In the age of internet of things the vehicles are in them selves connected and can provide valuable information that used to be cost consuming to collect. There are new information sources, the internal knowledge that the vehicle has about it self which in the current situation is not utilized to its full potential.
Processing these data is probably not an activity for the general public, but is a fun challenge for people with some programming skills; evidently, as various traffic related information is increasingly available from apps for smart phones and web sites. As an example of a useful data source: The layman's access to the vehicle is through the Onboard diagnostics plug, which is required in every vehicle.

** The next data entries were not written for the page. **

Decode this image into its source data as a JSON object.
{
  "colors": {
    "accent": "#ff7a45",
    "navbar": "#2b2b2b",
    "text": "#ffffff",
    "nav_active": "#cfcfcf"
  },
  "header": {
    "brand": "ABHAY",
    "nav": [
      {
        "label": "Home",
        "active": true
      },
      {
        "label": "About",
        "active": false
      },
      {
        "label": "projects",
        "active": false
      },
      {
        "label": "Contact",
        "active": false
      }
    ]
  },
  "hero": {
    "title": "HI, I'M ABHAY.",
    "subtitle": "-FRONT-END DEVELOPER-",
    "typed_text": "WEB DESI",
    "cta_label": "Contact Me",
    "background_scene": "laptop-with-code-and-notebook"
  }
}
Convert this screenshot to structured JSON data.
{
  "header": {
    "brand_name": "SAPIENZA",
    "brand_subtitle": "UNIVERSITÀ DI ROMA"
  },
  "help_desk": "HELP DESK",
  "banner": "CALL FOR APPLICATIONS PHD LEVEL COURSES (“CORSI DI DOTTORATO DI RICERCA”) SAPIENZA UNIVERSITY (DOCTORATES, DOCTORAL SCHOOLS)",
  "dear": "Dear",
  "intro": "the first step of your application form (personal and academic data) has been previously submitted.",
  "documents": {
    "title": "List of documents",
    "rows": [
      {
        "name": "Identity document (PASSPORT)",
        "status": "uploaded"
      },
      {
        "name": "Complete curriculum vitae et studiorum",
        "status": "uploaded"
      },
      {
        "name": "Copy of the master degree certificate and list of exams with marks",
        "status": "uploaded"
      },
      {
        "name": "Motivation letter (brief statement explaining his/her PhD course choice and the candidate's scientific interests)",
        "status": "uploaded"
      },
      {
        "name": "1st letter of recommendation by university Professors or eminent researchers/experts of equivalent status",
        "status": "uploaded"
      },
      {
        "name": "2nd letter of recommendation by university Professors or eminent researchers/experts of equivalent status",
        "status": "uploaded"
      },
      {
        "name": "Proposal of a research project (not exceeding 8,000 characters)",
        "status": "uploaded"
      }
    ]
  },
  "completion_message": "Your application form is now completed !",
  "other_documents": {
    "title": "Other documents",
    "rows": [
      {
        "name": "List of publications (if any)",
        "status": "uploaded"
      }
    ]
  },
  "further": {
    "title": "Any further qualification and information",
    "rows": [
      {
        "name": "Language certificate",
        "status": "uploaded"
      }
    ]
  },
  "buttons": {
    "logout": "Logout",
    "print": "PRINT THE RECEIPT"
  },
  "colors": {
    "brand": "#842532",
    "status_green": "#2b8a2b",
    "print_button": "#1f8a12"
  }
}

A quick search of Itunes and Googles play app-store reveals a huge interest in exploiting these data for fun competitions and processing these data to get more information about vehicle and driver performance. It requires sharing data, but this is done voluntarily.
For example we get 79 hits on Itunes and more than 400 on Googles Play store for applications using OBD data. Thus there is a trend that indicates that more and more people are interested in what their vehicles know. Some of this information is also collected and structured in order to create a competitive environment. One example of such is Enerfy which uses extracted OBD data for establishing the most energy efficient driver. The public side of the system is based around an internet site and a Facebook group. This is one example how induviduals use ITS data to force their agenda. When more information is made available through the ITS directive and other open data initiatives then the public can us ITS data to prove their
Our prophecy is that the interest in collecting and exploiting these data will increase rapidly, given new legislation to utilize these data sources. This will provide information about the performance of the transport system, far beyond the data quality one could expect for data collected today.
More information about the dynamic performance of the transport system has wider impacts than giving processed information back to the drivers; it would provide all kinds of information to both the public in general and to the decision maker. For traffic management experts, it would enhance input data and thereby improving all kinds of traffic related planning tools. The cardinal impact however would be that it allows the decision makers to specify requirements for the performance of the transport system, and more importantly, the measurement of the performance according to these requirements would be generally available, regardless of who the data provider or the infrastructure owner is.


Academic article





  • SINTEF Community / Mobility and Economics



Published in

Proceedings : European Transport Conference



View this publication at Cristin